Spring is upon us and as the crocuses, tulips and daffodils sprout and bloom, the Kaiser Gallery
will pay homage to our bee population while asking the viewer to meditate on how human activity affects these crucial insects.
Featuring the work of artists Melissa Harvey, Maggie Latham, Kimit Menapace, Georgio Sabino III, and David Straange, the opening reception for 'Silent Fields'
will be held Friday, April 8, at 6 p.m. The exhibition will run through June 5.
“The title 'Silent Fields' initially evokes a sense of peace and tranquility but with further consideration, true silence, especially in 'nature' is eerie, lonely, it's a void,” said artist Kimit Menapace. “This impression reflects the intent of Roger Lovegrove's book of the same name, detailing the war humanity has been waging on those bits of nature we have deemed undesirable and the long term impacts of this eradication. Bees, which are a central focus of this show, are somewhat unique in their role of being unwanted vermin and highly desirable pollinators and producers of honey.”
A Philadelphia native, Menapace received her Bachelors of Fine Art in painting with an emphasis in glass and fiber studies from The Cleveland Institute of Art in May of 2016. Menapace is interested in humanity’s intersection with the environment and is fascinated by art history, and the evolution of symbolism, particularly with plants across time and culture.

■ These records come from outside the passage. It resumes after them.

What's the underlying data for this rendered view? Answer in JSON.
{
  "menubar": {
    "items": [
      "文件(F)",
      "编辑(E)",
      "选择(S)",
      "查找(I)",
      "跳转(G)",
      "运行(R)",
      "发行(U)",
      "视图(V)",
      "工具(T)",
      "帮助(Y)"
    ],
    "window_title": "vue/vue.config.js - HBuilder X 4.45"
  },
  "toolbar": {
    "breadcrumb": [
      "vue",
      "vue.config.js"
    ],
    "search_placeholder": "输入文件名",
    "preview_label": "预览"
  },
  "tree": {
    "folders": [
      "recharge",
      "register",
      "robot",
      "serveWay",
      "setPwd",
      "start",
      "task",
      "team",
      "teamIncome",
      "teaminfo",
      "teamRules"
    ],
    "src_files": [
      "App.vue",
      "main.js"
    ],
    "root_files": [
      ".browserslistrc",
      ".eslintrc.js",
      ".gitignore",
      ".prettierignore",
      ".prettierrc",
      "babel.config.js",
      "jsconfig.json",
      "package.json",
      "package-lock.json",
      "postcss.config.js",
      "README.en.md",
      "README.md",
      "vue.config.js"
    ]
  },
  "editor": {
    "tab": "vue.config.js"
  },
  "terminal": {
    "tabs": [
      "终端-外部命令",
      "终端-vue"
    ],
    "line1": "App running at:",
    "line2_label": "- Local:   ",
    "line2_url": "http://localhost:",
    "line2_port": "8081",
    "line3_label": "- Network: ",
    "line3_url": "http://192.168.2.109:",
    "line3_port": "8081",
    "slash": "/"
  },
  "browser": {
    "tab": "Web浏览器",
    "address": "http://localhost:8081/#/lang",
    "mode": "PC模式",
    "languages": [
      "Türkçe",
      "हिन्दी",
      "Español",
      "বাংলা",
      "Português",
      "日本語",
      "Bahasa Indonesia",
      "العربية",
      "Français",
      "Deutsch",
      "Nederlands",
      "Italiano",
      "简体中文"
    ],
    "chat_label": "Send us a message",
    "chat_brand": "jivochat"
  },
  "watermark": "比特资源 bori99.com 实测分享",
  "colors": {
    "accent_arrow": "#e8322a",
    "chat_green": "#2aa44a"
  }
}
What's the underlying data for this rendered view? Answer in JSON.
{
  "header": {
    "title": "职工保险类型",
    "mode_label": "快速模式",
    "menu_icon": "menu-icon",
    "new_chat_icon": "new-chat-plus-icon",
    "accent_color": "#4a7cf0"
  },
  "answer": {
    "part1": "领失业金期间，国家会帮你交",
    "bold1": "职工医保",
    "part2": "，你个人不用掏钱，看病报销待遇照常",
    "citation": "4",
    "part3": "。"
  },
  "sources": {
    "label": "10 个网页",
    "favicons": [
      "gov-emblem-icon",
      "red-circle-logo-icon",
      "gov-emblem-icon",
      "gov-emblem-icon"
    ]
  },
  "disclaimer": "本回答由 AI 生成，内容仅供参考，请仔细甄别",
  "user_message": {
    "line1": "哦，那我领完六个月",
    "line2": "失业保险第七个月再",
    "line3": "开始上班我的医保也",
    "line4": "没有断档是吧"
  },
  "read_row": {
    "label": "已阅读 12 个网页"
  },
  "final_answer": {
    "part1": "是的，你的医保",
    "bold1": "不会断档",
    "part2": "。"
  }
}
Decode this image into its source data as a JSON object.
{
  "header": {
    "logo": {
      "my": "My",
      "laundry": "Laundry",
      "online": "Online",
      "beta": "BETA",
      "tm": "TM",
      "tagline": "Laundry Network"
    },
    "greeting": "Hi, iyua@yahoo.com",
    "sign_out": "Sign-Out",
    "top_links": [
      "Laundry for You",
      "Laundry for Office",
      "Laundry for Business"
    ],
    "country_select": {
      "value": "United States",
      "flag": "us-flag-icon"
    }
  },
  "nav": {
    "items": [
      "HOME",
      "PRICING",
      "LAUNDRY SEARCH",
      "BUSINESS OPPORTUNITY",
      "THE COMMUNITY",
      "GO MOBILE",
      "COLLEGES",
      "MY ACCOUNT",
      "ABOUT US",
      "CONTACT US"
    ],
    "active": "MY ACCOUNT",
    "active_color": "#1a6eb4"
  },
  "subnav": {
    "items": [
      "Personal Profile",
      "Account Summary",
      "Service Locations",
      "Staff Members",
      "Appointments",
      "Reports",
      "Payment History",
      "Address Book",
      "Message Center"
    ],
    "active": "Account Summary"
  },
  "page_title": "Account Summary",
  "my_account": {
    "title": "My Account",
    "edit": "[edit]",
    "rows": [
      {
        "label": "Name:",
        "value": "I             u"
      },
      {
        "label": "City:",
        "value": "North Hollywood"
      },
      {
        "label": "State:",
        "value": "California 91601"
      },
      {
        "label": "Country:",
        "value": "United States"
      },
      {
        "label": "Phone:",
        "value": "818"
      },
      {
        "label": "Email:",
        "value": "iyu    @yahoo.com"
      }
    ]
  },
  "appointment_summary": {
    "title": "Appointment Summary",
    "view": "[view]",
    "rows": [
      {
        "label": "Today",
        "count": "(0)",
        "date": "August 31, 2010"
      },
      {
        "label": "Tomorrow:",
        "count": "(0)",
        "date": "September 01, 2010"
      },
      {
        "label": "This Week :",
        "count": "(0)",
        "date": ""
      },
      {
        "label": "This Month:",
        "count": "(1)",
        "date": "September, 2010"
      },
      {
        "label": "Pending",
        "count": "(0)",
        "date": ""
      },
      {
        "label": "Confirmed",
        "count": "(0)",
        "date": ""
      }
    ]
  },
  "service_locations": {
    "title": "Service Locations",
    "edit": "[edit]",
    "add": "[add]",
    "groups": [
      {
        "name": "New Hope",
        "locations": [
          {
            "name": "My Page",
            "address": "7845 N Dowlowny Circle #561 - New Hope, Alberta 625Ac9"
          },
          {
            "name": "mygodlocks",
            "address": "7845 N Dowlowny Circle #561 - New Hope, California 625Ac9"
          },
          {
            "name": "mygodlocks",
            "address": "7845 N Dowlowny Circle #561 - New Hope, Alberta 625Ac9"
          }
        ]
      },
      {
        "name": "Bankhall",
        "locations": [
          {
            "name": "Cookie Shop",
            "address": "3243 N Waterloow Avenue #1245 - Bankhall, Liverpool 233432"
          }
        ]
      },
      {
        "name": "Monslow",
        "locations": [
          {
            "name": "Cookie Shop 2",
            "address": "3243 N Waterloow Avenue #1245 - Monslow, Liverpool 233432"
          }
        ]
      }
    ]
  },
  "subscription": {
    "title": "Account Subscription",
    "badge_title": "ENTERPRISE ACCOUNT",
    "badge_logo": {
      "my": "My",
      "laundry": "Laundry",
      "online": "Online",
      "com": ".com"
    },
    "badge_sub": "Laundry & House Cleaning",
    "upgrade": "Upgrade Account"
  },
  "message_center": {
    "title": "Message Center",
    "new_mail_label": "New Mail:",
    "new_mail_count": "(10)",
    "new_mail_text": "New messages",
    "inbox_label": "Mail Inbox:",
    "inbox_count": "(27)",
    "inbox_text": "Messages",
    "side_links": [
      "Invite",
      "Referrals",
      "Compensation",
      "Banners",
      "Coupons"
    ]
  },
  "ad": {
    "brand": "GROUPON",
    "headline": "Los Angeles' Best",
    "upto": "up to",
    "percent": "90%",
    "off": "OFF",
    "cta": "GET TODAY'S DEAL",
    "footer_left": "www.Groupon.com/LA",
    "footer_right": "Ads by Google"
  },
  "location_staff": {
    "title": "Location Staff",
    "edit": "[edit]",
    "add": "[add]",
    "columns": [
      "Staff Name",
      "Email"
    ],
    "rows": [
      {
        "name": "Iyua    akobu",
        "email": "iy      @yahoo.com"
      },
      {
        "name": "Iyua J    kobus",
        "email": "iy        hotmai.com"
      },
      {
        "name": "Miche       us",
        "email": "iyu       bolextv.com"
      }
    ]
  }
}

“Bees specifically are very prevalent in my work and they are depicted as beautiful and often fragile, when made from glass, organisms,” continued Menapace. “The delicate nature of glass insects communicates a sense of preciousness, the need to be careful and gentle, while also being beautiful and eye-catching, the mottled surface of the glass catching and reflecting light as the piece is viewed. I like to play with harmony and tension, through composition, mixing media and visual representations of humanity, flora, and fauna."
“If the bee disappeared off the surface of the globe, then man would have only four years of life left. No more bees, no more pollination, no more plants, no more animals, no more man.”
Cleveland-based fiber artist and natural-dyer Maggie Latham makes dyes from local plants, which she sources from her garden and which pollinators need to survive. She employs various techniques, including sewing, printmaking, papermaking and dyeing with the goal that her work ends up 100% biodegradable. Latham hopes for her work to live its life cycle then eventually go back into the soil.
In this exhibition, Latham displays a series of handmade paper sheets which are dyed with local pollinator plants like Black Locust, Yarrow and Coneflower. Each sheet has been painted with a 3/8” line of soymilk, the spatial measurement that bees live within a honey hive. This line appears as darker shade than the rest of the dyed paper. The paper is installed with 3/8” spacing between sheets. She says the colored lines in this series represent a reciprocal relationship between human and nature, and that the space between sheets represents the threat of its absence.
“Bees are vital to modern food systems, but I think it is important to shift our perspective on pollinators from one of commodification to one of reciprocity, which is reflected within my process,” said Latham. “For this series I used dyes from local species after their blooms had passed and bees had already feed on their nectar and pollen. In understanding the plants that bees enjoy, I can grow more of these and help those in the wild to flourish by practicing responsible collection. These plants then benefit my work by providing me with natural pigments.”
Latham is also an educator and has a BFA from the School of the Art Institute of Chicago and currently works in art education at The Cleveland Museum of Art.
The Kaiser Gallery is an unassuming contemporary art gallery and cocktail lounge located right t in the heart of Tremont on Professor Ave. The gallery pairs artisan cocktails with visual art to offer a more immersive viewing experience. Serving cocktails allows them to waive submission fees, which they see as a possible barrier for underrepresented artists.
Kaiser’s Owner, Director and Curator, Tanya says the gallery is currently working with the Ohio City Farm and their beekeeper to design a public program that will appear on their calendar towards the end of the exhibition in early June. A possible partnership with the Cleveland Seed Bank is a prospect as well. A more sustainable future seems to be important to the venue and one might have noticed raised beds with tomato plants among other vegetation growing in the spring and summer on their back patio.
“I believe humans would be able to better face the reality of ecosystem collapse if we could work towards solutions that aligned with everyday life,” continued Latham. “I work with accessible, eco-friendly art practices to raise awareness about environmental damage and highlight more responsible alternatives; I hope audiences are able take away not just the dire situation for pollinators but are curious to learn more about natural materials and how to support local ecosystems.